-------- EXCERPTED DATA
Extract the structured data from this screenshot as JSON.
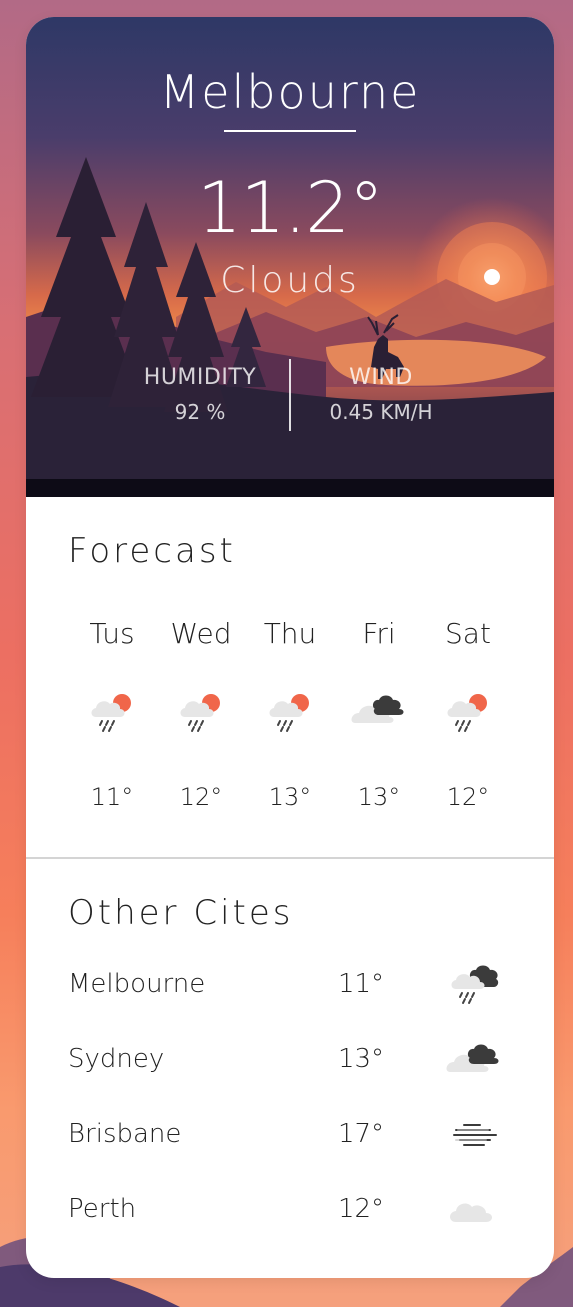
{
  "current": {
    "city": "Melbourne",
    "temperature": "11.2°",
    "condition": "Clouds",
    "humidity_label": "HUMIDITY",
    "humidity_value": "92 %",
    "wind_label": "WIND",
    "wind_value": "0.45 KM/H"
  },
  "forecast": {
    "title": "Forecast",
    "days": [
      {
        "day": "Tus",
        "temp": "11°",
        "icon": "rain-sun-icon"
      },
      {
        "day": "Wed",
        "temp": "12°",
        "icon": "rain-sun-icon"
      },
      {
        "day": "Thu",
        "temp": "13°",
        "icon": "rain-sun-icon"
      },
      {
        "day": "Fri",
        "temp": "13°",
        "icon": "dark-clouds-icon"
      },
      {
        "day": "Sat",
        "temp": "12°",
        "icon": "rain-sun-icon"
      }
    ]
  },
  "other_cities": {
    "title": "Other Cites",
    "cities": [
      {
        "name": "Melbourne",
        "temp": "11°",
        "icon": "rain-dark-cloud-icon"
      },
      {
        "name": "Sydney",
        "temp": "13°",
        "icon": "dark-clouds-icon"
      },
      {
        "name": "Brisbane",
        "temp": "17°",
        "icon": "fog-icon"
      },
      {
        "name": "Perth",
        "temp": "12°",
        "icon": "cloud-icon"
      }
    ]
  },
  "colors": {
    "sun_accent": "#f0664a",
    "dark_cloud": "#3b3b3b",
    "light_cloud": "#e6e6e6"
  }
}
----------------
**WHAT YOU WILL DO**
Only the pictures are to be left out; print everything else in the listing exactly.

**RESPONSE BELOW**
Extract the structured data from this screenshot as JSON.
{
  "current": {
    "city": "Melbourne",
    "temperature": "11.2°",
    "condition": "Clouds",
    "humidity_label": "HUMIDITY",
    "humidity_value": "92 %",
    "wind_label": "WIND",
    "wind_value": "0.45 KM/H"
  },
  "forecast": {
    "title": "Forecast",
    "days": [
      {
        "day": "Tus",
        "temp": "11°",
        "icon": "rain-sun-icon"
      },
      {
        "day": "Wed",
        "temp": "12°",
        "icon": "rain-sun-icon"
      },
      {
        "day": "Thu",
        "temp": "13°",
        "icon": "rain-sun-icon"
      },
      {
        "day": "Fri",
        "temp": "13°",
        "icon": "dark-clouds-icon"
      },
      {
        "day": "Sat",
        "temp": "12°",
        "icon": "rain-sun-icon"
      }
    ]
  },
  "other_cities": {
    "title": "Other Cites",
    "cities": [
      {
        "name": "Melbourne",
        "temp": "11°",
        "icon": "rain-dark-cloud-icon"
      },
      {
        "name": "Sydney",
        "temp": "13°",
        "icon": "dark-clouds-icon"
      },
      {
        "name": "Brisbane",
        "temp": "17°",
        "icon": "fog-icon"
      },
      {
        "name": "Perth",
        "temp": "12°",
        "icon": "cloud-icon"
      }
    ]
  },
  "colors": {
    "sun_accent": "#f0664a",
    "dark_cloud": "#3b3b3b",
    "light_cloud": "#e6e6e6"
  }
}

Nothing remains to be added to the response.